4. The Neomorph Mouthguard

Neomorph mouthguard

Neomorph mouthguard

Neomorph was designed and developed by a dental hygienist to be a hybrid of the dental made mouthguard and the store bought mouthguard – a mouldable version of the custom fitting, comfortable and protective dental-made mouthguard mixed with the convenience, price-point and ability to remould of the “over-the-counter” store bought mouthguard.
The Neomorph Mouthguard incorporates a stiff mouldable layer for added protection and differs from other mouldable mouthguards in that Neomorph is entirely mouldable…. meaning there are no uncomfortable bits sticking in to you or bulking the mouthguard out. Neomorph will conform securely around teeth to feel smooth and comfortable. Neomorph offers a thin mouthguard that is tougher than it’s thicker counterparts and absorbs impacts extremely well.
Neomorph Prodigy can also be worn by all sportspeople over 11 years of age with and without braces/aligners.

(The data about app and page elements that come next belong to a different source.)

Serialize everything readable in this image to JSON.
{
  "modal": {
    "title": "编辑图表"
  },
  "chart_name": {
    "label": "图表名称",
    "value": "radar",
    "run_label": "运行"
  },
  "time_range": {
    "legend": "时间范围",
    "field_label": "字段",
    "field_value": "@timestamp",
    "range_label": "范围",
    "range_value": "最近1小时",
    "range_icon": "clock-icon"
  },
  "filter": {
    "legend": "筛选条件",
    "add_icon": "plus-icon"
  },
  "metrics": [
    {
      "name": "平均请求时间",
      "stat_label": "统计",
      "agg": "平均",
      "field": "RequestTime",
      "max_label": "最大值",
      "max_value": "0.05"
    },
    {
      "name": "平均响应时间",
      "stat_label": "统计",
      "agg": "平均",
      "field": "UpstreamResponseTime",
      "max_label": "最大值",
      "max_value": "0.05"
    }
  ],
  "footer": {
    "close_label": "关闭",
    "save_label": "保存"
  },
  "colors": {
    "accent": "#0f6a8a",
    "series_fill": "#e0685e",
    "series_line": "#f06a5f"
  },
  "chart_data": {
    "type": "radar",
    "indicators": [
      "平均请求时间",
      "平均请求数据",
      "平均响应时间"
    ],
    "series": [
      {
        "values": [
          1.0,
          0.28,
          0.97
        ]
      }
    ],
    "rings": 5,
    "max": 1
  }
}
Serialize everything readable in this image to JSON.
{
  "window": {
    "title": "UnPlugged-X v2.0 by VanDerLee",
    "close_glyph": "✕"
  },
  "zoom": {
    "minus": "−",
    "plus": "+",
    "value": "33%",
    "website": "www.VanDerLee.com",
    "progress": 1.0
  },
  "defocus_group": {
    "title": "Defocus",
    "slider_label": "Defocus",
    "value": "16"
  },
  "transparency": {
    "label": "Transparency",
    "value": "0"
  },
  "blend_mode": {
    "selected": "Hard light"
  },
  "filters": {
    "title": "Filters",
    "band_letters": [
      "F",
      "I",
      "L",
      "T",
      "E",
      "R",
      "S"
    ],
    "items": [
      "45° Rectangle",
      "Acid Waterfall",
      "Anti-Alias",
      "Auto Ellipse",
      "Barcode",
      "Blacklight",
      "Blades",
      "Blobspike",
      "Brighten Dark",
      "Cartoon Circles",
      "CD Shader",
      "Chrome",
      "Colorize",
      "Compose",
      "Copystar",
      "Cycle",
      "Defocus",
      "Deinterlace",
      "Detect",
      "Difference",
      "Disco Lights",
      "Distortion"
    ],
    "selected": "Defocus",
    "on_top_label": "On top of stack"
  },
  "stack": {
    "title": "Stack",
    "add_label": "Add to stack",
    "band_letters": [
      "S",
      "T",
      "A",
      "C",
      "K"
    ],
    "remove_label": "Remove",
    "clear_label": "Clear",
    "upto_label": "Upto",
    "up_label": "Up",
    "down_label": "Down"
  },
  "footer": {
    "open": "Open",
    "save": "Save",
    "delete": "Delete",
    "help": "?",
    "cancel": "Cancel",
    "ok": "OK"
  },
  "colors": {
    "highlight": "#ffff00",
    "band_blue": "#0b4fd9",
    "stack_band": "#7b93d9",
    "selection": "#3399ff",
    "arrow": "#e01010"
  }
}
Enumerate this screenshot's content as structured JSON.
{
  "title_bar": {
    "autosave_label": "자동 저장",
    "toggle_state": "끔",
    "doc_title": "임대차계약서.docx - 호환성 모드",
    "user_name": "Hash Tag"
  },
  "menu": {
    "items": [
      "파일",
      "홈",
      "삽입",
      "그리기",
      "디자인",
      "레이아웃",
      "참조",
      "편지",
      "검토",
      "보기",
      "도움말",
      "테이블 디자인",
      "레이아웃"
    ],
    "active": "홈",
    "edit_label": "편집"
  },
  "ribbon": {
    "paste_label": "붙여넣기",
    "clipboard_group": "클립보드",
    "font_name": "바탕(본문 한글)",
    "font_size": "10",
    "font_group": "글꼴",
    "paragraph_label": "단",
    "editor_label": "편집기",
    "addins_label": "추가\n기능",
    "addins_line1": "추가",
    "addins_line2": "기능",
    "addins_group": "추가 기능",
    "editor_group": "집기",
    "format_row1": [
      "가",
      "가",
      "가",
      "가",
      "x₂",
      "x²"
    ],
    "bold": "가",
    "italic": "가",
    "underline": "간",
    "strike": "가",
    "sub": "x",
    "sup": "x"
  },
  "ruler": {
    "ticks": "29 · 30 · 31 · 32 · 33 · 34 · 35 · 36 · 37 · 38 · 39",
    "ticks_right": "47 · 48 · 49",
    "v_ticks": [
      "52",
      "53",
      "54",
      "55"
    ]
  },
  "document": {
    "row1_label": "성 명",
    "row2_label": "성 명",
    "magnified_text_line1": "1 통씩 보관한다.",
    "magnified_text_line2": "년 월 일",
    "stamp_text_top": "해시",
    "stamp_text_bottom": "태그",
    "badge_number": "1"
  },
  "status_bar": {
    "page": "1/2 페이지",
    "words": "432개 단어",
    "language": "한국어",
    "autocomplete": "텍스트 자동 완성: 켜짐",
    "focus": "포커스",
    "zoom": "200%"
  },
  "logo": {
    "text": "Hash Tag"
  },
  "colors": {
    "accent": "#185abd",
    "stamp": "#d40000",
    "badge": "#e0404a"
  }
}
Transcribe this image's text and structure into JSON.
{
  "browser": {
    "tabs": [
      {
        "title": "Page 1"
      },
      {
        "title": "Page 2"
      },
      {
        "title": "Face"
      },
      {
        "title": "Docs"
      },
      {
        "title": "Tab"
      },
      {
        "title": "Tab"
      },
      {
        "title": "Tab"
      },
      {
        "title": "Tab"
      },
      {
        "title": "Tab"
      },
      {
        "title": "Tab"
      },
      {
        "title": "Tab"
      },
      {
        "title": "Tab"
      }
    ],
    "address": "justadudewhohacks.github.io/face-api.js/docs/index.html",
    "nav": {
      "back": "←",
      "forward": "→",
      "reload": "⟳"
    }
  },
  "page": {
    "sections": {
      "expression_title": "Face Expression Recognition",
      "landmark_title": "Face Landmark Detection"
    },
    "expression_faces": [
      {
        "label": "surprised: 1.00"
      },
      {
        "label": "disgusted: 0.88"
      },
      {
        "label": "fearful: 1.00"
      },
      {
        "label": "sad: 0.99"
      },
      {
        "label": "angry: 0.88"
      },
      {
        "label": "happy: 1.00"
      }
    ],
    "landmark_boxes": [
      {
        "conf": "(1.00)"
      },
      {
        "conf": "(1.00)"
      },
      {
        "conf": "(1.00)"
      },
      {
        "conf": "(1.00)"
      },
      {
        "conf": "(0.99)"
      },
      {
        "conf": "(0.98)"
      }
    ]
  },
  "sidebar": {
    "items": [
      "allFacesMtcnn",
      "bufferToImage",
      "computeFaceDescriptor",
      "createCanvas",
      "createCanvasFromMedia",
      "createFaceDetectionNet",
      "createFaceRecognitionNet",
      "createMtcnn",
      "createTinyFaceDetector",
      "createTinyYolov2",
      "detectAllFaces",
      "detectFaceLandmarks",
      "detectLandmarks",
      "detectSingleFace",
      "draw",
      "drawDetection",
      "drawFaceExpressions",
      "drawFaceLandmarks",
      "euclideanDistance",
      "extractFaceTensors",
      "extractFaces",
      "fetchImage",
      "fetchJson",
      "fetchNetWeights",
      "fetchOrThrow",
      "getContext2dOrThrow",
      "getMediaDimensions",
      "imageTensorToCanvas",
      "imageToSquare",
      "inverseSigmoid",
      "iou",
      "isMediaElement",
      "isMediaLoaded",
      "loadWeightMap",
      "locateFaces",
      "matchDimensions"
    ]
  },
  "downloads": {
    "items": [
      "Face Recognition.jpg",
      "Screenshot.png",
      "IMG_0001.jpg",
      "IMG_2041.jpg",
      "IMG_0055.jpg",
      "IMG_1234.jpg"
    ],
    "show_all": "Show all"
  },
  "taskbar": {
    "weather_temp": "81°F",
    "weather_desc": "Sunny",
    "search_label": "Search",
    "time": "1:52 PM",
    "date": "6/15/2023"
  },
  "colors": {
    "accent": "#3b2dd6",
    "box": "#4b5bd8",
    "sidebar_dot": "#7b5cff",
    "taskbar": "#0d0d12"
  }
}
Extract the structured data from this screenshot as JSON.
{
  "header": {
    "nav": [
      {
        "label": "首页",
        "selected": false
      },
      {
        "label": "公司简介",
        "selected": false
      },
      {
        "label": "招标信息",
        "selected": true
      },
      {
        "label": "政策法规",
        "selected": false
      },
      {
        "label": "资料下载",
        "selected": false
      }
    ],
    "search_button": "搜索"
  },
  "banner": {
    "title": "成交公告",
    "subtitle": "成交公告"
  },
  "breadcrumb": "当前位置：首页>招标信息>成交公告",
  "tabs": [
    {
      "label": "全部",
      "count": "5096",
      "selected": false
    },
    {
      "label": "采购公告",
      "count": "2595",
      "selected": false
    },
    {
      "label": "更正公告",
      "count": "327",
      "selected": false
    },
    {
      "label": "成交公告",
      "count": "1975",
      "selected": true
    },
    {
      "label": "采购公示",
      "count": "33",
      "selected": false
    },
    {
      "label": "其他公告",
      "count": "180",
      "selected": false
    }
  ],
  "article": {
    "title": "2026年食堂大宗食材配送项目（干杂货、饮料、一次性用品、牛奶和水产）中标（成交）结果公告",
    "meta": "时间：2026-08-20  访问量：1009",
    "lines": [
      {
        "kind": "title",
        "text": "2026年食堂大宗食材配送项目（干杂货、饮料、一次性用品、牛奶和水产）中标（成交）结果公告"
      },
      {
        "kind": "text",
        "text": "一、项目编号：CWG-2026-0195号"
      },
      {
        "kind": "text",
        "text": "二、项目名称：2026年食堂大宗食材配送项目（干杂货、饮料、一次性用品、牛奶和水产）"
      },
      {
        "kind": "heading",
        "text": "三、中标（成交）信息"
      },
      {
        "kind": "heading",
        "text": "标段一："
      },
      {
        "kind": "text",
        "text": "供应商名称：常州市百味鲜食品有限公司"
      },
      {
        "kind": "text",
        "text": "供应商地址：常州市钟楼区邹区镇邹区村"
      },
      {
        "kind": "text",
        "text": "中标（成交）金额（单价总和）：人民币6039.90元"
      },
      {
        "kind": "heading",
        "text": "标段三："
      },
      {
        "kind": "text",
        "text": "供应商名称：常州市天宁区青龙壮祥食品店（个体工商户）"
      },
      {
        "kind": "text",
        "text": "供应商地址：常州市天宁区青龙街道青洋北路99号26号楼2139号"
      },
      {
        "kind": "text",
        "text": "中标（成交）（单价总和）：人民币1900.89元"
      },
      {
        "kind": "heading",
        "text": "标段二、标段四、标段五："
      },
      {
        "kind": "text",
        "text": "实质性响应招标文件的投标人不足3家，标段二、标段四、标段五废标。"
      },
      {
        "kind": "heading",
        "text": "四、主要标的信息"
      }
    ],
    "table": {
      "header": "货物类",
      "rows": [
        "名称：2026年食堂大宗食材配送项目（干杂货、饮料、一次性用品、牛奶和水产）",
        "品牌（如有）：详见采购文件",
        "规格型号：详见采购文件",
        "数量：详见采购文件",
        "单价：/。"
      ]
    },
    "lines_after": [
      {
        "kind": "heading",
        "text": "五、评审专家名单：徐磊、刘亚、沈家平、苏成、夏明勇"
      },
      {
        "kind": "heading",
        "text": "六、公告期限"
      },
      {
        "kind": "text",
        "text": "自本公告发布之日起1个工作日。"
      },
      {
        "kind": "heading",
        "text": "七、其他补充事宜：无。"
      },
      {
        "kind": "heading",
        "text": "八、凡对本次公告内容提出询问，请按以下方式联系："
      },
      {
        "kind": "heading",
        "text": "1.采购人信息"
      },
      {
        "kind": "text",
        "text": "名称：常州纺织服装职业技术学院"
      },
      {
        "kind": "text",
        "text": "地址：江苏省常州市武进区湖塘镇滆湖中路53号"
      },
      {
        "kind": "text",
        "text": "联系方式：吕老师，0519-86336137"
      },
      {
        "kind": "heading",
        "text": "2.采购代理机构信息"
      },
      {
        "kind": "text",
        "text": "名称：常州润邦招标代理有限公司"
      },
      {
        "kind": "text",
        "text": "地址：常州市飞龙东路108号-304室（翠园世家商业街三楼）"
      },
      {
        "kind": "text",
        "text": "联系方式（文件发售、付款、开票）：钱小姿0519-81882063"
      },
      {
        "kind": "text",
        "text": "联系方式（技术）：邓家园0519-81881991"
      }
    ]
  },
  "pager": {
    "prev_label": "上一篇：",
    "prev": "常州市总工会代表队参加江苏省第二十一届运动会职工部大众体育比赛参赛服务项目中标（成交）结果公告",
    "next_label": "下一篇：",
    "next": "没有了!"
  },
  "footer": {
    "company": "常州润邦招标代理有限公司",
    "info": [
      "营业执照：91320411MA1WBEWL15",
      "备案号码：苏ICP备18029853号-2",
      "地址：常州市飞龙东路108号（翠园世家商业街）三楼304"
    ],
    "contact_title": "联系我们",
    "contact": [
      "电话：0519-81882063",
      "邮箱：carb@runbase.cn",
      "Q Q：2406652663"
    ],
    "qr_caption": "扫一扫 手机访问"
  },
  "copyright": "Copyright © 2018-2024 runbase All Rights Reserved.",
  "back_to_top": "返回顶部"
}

In conclusion, choosing the right mouthguard is crucial to your overall dental health and well-being. Each type of mouthguard has its advantages and disadvantages. When choosing a mouthguard you should always ensure it fits well. A simple test is to try to dislodge it from behind your top front teeth with your tongue. If you can dislodge your mouthguard easily it is not fitting securely enough and you should remould or replace it. A good mouthguard should also be comfortable and provide adequate protection for the sport you are playing.